A writer bio is like all good writing: there are very few people who can really pull it off.
Have you noticed this?
Maybe you skip past a writer’s name, jumping headlong into a piece. (I know this happens a lot; I get an insane number of comments from friends who want to congratulate me on “your piece”– only it’s not mine; it’s a piece written by someone else I just happened to be promoting through Twitter or Facebook). Maybe when you finish the article, if it meant something to you, you’ll skip back to first page to peep the author’s name. But I wonder if you flip back through the pages or click on an author’s name to learn more about the person who wrote the words that just shook you straight through.

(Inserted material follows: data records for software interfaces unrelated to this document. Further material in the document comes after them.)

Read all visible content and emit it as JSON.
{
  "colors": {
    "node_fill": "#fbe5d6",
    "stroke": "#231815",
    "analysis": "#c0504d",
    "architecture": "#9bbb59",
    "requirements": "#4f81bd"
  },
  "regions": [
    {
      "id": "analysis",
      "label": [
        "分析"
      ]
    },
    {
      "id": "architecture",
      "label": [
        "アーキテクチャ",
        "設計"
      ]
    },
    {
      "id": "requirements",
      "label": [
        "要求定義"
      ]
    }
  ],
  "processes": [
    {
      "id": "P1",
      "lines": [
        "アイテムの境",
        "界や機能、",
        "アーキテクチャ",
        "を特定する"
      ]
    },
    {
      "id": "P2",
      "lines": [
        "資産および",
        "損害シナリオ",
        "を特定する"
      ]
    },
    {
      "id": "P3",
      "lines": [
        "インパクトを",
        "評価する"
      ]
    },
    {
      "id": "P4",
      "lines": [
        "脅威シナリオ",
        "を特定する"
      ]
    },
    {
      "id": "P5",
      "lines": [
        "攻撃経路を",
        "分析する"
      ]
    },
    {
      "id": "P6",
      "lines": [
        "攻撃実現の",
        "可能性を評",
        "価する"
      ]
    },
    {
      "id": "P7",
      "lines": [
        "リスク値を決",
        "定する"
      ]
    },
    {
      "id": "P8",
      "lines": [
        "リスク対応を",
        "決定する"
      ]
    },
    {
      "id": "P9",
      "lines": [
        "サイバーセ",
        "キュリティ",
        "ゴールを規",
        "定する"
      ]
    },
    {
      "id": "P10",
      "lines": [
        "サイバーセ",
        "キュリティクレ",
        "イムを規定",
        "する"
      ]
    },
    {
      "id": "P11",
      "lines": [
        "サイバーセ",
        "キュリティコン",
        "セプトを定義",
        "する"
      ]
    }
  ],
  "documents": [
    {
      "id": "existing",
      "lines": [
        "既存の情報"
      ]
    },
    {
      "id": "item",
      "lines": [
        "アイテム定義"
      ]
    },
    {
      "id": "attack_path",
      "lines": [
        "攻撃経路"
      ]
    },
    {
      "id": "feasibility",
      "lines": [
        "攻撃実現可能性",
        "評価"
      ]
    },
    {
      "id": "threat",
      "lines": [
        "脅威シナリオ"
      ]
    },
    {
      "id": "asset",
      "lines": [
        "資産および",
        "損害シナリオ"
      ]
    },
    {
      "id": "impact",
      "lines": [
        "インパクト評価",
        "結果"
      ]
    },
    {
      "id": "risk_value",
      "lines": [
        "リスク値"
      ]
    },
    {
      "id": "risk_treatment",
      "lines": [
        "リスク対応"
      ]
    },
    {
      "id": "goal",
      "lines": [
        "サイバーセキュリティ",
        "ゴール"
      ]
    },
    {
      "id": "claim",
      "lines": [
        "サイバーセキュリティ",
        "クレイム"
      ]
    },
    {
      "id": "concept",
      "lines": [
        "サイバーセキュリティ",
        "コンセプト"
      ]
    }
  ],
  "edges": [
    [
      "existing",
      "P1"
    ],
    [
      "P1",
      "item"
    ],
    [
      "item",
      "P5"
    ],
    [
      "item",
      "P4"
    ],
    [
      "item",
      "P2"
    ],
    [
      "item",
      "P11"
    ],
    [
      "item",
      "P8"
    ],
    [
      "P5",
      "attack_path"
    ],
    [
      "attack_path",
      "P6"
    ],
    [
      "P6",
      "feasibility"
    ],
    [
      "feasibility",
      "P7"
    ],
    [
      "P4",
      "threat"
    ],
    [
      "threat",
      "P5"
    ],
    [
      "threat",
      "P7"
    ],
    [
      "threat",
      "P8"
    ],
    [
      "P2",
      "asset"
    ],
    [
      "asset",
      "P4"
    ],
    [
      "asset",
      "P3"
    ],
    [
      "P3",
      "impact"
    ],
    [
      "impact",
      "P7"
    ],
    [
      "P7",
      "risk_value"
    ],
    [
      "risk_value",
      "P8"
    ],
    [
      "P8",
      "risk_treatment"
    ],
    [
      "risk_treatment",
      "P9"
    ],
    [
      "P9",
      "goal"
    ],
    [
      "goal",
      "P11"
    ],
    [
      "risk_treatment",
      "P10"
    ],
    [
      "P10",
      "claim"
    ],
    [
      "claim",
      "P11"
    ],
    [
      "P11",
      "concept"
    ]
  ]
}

Well, I do, and that’s how I’ve become (too) finely attuned to the too-clever bio.
I don’t want to call out Oxford American–I like the magazine and God knows the South, where I’m from, can use all the positive exposure it can get–but their June issue was filled with writing by authors who’d spent way too much time laboring over clever little bios.
It made me stop and think: “Could I never get published in this magazine because I’m incapable of writing a clever little bio?”
Here’s Emily Raboteau, who’s “reading Gone With the Wind and ashamed to admit that she can’t put it down.”
And Lyn Millner, who “At forty… tried out to be a Miami Dolphins cheerleader because she thought it would make a good radio story.”
I know you’re still trying to digest that, but take this for good measure: She lives with her husband Jesse “(the honorary poet of Blue Bell Creameries), and her dog, Samuel Pepys.”
I could go on, but you get my drift.
As managing editor of Matador, I get to read plenty of these clever bios… which are only made more clever by the fact that all of our writers are also travelers and travelers always seem to want to one up one another, telling us the strangest insect they’ve ever eaten, the most far-flung place they’ve traveled in their bios, the longest stretch they’ve gone without a shower. I’ve even received a submission from the Co-Chair of the Betty Boop Festival Wisconsin Publicity Committee.
I’m not kidding.
Why the clever bios? What *should* a bio include? Is it important where you live? Who you live with? What your dog’s name is? How many languages you speak?
After reading that issue of the Oxford American I sat down and wrote myself a big ole clever bio. And because it just wasn’t clever enough, I stripped the bio I’d been using for the past year or so down to the barest bones.
How we choose to describe ourselves, how we tell our story– it’s what’s always interested me, in my work as a therapist, as a creative arts therapist, as a writer, as an editor. I want to know who you are. But I don’t think your bio can tell me that.
Sit down. Tell me your story. And make it be enough.